(Collected data)
________________________________________
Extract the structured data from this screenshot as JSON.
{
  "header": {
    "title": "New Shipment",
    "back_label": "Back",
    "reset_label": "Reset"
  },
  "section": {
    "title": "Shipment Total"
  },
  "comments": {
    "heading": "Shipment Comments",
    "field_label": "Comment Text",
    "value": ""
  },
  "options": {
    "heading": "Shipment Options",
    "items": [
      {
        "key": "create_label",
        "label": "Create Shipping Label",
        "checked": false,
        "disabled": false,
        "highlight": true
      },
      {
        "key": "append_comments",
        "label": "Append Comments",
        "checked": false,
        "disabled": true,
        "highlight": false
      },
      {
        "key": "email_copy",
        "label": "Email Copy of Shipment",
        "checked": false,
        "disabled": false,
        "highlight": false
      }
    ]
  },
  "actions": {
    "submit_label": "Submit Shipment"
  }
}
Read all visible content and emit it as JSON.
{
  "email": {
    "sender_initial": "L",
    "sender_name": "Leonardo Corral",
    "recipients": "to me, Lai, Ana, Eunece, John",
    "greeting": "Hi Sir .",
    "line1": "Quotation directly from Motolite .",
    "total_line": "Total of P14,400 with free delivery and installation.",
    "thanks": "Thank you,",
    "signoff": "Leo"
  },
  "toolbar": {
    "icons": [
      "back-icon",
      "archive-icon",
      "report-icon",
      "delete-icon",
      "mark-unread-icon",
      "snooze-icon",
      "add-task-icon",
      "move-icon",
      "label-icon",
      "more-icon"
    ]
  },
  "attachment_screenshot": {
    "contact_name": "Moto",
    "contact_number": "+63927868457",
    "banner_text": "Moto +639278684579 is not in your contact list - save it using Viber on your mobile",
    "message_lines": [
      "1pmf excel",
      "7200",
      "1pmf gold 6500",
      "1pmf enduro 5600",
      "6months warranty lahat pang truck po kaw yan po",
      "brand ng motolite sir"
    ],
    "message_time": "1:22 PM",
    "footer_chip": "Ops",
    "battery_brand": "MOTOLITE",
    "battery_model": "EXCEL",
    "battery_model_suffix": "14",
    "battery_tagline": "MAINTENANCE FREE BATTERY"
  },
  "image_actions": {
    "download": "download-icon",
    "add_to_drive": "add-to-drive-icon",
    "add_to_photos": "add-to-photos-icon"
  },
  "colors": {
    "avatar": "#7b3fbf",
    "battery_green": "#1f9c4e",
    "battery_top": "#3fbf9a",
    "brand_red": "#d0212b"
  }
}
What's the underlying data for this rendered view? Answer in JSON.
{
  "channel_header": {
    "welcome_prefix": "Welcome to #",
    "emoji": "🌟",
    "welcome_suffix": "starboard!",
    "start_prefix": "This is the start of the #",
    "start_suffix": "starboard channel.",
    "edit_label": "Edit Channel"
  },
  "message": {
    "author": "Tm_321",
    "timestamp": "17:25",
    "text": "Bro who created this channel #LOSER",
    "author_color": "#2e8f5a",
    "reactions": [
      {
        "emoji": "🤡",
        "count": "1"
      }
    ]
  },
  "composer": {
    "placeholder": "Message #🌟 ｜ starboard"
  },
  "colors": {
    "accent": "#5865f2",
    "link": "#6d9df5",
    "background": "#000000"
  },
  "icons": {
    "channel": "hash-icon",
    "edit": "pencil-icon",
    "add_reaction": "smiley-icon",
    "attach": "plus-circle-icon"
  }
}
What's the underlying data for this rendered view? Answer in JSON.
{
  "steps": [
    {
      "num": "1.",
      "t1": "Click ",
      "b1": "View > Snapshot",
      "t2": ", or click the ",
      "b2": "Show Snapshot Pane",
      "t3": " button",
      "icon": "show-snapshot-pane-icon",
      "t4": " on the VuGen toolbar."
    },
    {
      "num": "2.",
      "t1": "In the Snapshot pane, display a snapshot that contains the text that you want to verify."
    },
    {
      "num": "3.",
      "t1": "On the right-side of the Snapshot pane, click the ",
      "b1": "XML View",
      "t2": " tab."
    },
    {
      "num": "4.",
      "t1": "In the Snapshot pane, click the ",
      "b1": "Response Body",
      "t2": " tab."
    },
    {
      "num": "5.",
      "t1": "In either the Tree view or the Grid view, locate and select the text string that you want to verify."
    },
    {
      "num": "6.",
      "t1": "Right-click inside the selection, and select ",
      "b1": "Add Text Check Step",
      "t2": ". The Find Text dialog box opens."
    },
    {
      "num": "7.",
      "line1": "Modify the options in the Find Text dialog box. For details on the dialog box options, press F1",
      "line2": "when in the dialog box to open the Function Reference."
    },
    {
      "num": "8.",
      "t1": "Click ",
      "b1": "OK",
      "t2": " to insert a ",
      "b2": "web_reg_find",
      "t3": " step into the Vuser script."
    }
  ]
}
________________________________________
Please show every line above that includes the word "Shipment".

    "title": "New Shipment",
    "title": "Shipment Total"
    "heading": "Shipment Comments",
    "heading": "Shipment Options",
        "label": "Email Copy of Shipment",
    "submit_label": "Submit Shipment"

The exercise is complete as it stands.